Part III: No more band-aids
Published 7:00 am Wednesday, September 9, 2015
Let me present the social modification classroom:
This classroom will be designed with a temporary designated safe spot for the child to be able to go to without reprecussions to regroup from overstimulation in school.
-The safe spot will be quiet, no distractions, and soft lighting.
Speech and occupational therapies will be included in the classroom focusing on traditional (learning to speak and motor skills) and non-traditional (learning how to start, maintain a conversation, and verbalize unpleasant and/or unknown situations) and sensory perception and stimuli teachings and practices. Structure, structure, structure. Children on the spectrum need structure, need to know at this time this happens, and then this happens afterwards.
-Avoiding change if at all possible. No scantron or multiple choice tests. These children do not understand or comprehend these tests or why someone would put wrong choices with the right one.
Teach and reinforce basic daily living skills. In each district, there needs to be a social modification classroom at the lower elementary level, upper elementary level, junior high level, and high school level.
The teachers and aides need training in autism during the summers (so not to disrupt the classrooms with a change in teacher/aide) to continue giving the children the latest advances and techniques available. More one on one face time with these children. Interns from the colleges and volunteers from the high school can be used to help give the children more one on one.
Oh wait, how will this be funded, one might ask? The schools gets money for children to actually go to the public schools and the school get extra money for each special education child in their school.
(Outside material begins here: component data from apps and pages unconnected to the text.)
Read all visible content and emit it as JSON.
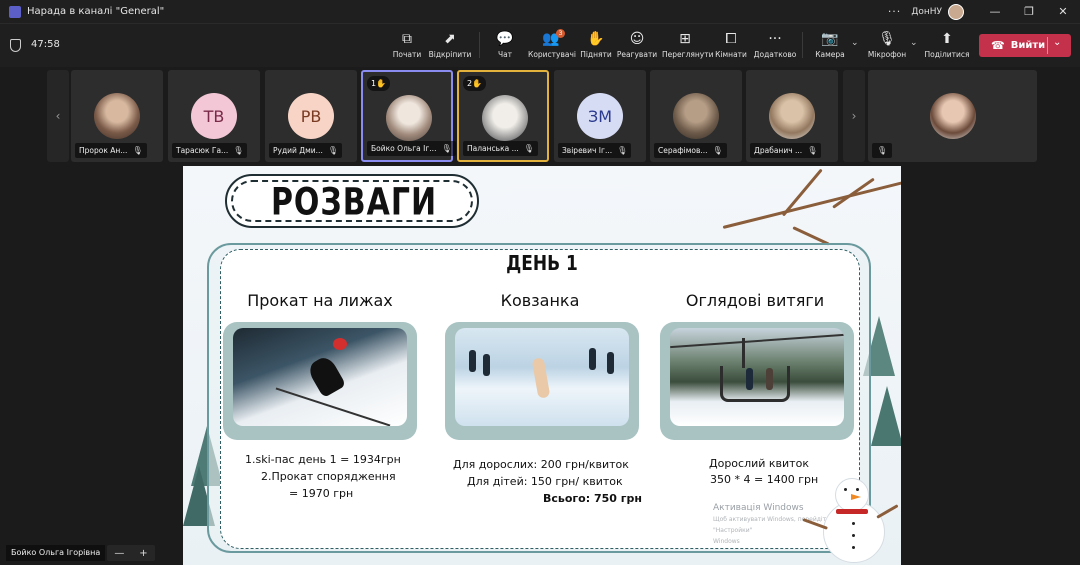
{
  "window": {
    "title": "Нарада в каналі \"General\"",
    "org": "ДонНУ",
    "dots": "···",
    "minimize": "—",
    "restore": "❐",
    "close": "✕"
  },
  "meeting": {
    "timer": "47:58"
  },
  "toolbar": {
    "items": [
      {
        "label": "Почати",
        "icon": "record-icon",
        "glyph": "⧉"
      },
      {
        "label": "Відкріпити",
        "icon": "unpin-icon",
        "glyph": "⬈"
      },
      {
        "label": "Чат",
        "icon": "chat-icon",
        "glyph": "💬"
      },
      {
        "label": "Користувачі",
        "icon": "people-icon",
        "glyph": "👥",
        "badge": "3"
      },
      {
        "label": "Підняти",
        "icon": "raise-hand-icon",
        "glyph": "✋"
      },
      {
        "label": "Реагувати",
        "icon": "react-icon",
        "glyph": "☺"
      },
      {
        "label": "Переглянути",
        "icon": "view-icon",
        "glyph": "⊞"
      },
      {
        "label": "Кімнати",
        "icon": "rooms-icon",
        "glyph": "⧠"
      },
      {
        "label": "Додатково",
        "icon": "more-icon",
        "glyph": "···"
      },
      {
        "label": "Камера",
        "icon": "camera-off-icon",
        "glyph": "📷"
      },
      {
        "label": "Мікрофон",
        "icon": "mic-off-icon",
        "glyph": "🎙"
      },
      {
        "label": "Поділитися",
        "icon": "share-icon",
        "glyph": "⬆"
      }
    ],
    "leave_label": "Вийти"
  },
  "participants": [
    {
      "name": "Пророк Ан...",
      "initials": "",
      "photo": "photo",
      "mic": "muted"
    },
    {
      "name": "Тарасюк Га...",
      "initials": "ТВ",
      "color": "#f3c7d6",
      "text_color": "#7a2a48",
      "mic": "muted"
    },
    {
      "name": "Рудий Дми...",
      "initials": "РВ",
      "color": "#f7d4c6",
      "text_color": "#7a3b23",
      "mic": "muted"
    },
    {
      "name": "Бойко Ольга Іг...",
      "initials": "",
      "photo": "photo2",
      "mic": "muted",
      "hand": "1✋",
      "highlight": "hl1"
    },
    {
      "name": "Паланська ...",
      "initials": "",
      "photo": "photo3",
      "mic": "muted",
      "hand": "2✋",
      "highlight": "hl2"
    },
    {
      "name": "Звіревич Іг...",
      "initials": "ЗМ",
      "color": "#d7dcf5",
      "text_color": "#2b3a8f",
      "mic": "muted"
    },
    {
      "name": "Серафімов...",
      "initials": "",
      "photo": "photo4",
      "mic": "muted"
    },
    {
      "name": "Драбанич ...",
      "initials": "",
      "photo": "photo5",
      "mic": "muted"
    },
    {
      "name": "",
      "initials": "",
      "photo": "photo",
      "mic": "muted"
    }
  ],
  "slide": {
    "title": "РОЗВАГИ",
    "day": "ДЕНЬ 1",
    "columns": [
      {
        "title": "Прокат на лижах",
        "lines": [
          "1.ski-пас день 1 = 1934грн",
          "2.Прокат спорядження",
          "= 1970 грн"
        ]
      },
      {
        "title": "Ковзанка",
        "lines": [
          "Для дорослих: 200 грн/квиток",
          "Для дітей: 150 грн/ квиток",
          "Всього: 750 грн"
        ]
      },
      {
        "title": "Оглядові витяги",
        "lines": [
          "Дорослий квиток",
          "350 * 4 = 1400 грн"
        ]
      }
    ],
    "watermark": {
      "title": "Активація Windows",
      "line1": "Щоб активувати Windows, перейдіть до розділу \"Настройки\"",
      "line2": "Windows"
    }
  },
  "footer": {
    "self_name": "Бойко Ольга Ігорівна",
    "zoom_out": "—",
    "zoom_in": "+"
  }
}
And honestly speaking, why not pay for classes and accommodations for these children, instead of paying a settlement in a class action lawsuit which would ultimately make changes in classrooms and teachings for children on the spectrum anyway.
In conclusion, federal laws require that the school district accommodate special needs children.
Children on the autism spectrum should not be haphazardly placed in behavior modification classes or special education classes for mentally and physically handicapped children. Children with Autism have socialization deficits. Social modification classes are needed in each school district as a solution for this problem. These children need to quit being bounced from place to place, quit being forced out of public school and into homeschooling due to misunderstanding and frustrations between the parents and the school system. The school system needs to get educated, get active, and start accommodating these children and not just put a band aid on the problem and hope no one is looking.
By Melissa Rushing.